By NEIL HARTNELL
Tribune Business Editor
Draft legislation is proposing a ‘light touch’ regulatory regime for credit unions with assets under $1 million, the Central Bank noting that the sector’s total assets have increased by 39 per cent since 2007.
The proposal is contained in the Central Bank’s consultation paper on the draft Bahamas Co-Operative Credit Unions Bill, and accompanying regulations, which have been released for final consultations after spending two years in development.
The legislation, which will switch regulatory responsibility for Bahamian credit unions from the Department of Co-operative Development, within the Ministry of Agriculture, Marine Resources and Local Government, to the Central Bank, comes after the industry bucked economic trends to enjoy rapid growth during the recession.
Noting that seven credit unions remained in existence at end-October 2013, and were being governed with other co-operatives under the Co-Operative Societies Act 2005, the consultation paper said: “The credit union sector has registered significant growth over the past five years, with assets of $301.074 million at end-December 2012 representing an average growth of 39 per cent since 2007, and membership at some 39,238 persons.”
The Central Bank said the transition to its oversight had been driven by “the recognition of the growing size and complexity of the sector, and important implications for financial stability, should there be an adverse event”.
Global bodies, such as the World Council of Credit Unions, wanted the sector to be regulated by the likes of Central Banks, and the consultation paper noted the move would dovetail with the desire for regulatory consolidation in the financial services industry.
Arguably the most notable provision in the new Bill is the move to allow “relaxed reporting requirements” for credit unions with less than $1 million in assets.
While credit unions with assets in excess of this sum will have to maintain a combination of statutory reserves, retained earnings, qualifying shares and equity shares that amounts to 10 per cent or more of their total assets, smaller operators will have a smaller regulatory burden.
Those credit unions with assets of less than $100,000 will have to keep a reserve ratio equivalent to 1 per cent of total assets; those with assets between $100,000 and $300,000 a 3 per cent ratio; operators with assets between $300,000 to $500,000 a 5 per cent ratio; those with between $500,000-$700,000 in assets, a 7 per cent ratio; and credit unions with assets between $750,000 to $1 million will have to keep a reserve ratio that is, at a minimum, 9 per cent of total assets.
And small credit unions with assets of less than $1 million will also be able to report to the Central Bank on a quarterly basis, while their larger counterparts must do so monthly.
“Clause 20 of the Bahamas Co-Operative Credit Unions Bill provides for relaxed reporting requirements for credit unions with assets of less than $1 million,” the document said.
“The purpose of this ‘lighter touch’ regime for smaller credit unions is to give them an opportunity to grow and develop before becoming subject to the more rigorous requirements which would apply to credit unions having assets of $1 million or more.”

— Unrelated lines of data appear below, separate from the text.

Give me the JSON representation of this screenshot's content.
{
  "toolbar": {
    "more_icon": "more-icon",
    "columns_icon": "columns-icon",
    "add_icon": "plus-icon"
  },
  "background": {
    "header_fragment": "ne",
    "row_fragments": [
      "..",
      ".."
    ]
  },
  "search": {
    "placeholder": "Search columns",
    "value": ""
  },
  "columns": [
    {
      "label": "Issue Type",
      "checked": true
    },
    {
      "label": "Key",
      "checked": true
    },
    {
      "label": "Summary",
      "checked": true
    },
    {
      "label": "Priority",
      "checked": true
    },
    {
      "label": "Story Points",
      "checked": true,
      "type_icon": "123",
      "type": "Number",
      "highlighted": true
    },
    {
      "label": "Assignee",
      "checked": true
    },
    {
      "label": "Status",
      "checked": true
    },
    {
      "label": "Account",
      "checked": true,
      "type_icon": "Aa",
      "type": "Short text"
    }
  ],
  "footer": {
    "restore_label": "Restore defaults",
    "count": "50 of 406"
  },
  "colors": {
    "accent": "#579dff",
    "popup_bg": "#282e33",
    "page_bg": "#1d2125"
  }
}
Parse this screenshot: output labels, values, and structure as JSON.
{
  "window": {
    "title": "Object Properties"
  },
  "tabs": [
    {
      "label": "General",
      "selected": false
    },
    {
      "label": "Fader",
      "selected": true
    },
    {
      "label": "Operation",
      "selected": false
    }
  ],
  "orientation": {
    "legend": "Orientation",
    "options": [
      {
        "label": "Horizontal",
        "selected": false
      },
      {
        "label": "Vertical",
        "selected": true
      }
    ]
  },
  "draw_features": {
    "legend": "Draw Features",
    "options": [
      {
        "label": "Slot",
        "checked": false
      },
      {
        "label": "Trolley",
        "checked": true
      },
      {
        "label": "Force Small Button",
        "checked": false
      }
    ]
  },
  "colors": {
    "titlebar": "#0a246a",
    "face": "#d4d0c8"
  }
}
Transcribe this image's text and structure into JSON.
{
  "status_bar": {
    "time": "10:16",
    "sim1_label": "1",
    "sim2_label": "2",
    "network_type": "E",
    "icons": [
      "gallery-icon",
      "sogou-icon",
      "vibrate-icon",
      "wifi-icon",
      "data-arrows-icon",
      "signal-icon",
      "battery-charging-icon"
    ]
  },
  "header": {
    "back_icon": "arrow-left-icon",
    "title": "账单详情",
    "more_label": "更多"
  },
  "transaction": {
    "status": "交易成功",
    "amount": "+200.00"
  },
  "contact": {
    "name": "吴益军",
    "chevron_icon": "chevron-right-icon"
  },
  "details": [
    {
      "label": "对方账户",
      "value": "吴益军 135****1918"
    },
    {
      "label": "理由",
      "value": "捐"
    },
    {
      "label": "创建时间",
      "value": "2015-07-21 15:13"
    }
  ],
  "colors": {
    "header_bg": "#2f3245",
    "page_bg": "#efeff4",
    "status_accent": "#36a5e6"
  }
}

The Bill also brings in new provisions stipulating the number of credit union members required to form a quorum at a general or special meeting, linking this to membership size.
Other requirements under the Bill include the need for credit unions to appoint a compliance officer; competency requirements for supervisory and credit committee members; and prohibitions on employing former directors or committee members.
Credit unions will also have to maintain an internal audit function, while a Registered Co-operative Credit Unions Appeal Tribunal, comprised of three persons, will be formed to hear appeals arising from a decision of the Central Bank or an arbitrator.
And the Bahamas Co-Operative Credit Unions Bill also requires the “Apex Body (the National League) to establish an investment committee, comprising of three persons, including a member of the Apex Body’s Board, to determine the Apex Body’s investment policies and co-ordinate and oversee its investment portfolio.
“Investment committee members will be required to have a sound understanding of investment risks and liquidity management. Members of the investment committee may be appointed for a maximum of two terms, of two or three years each.”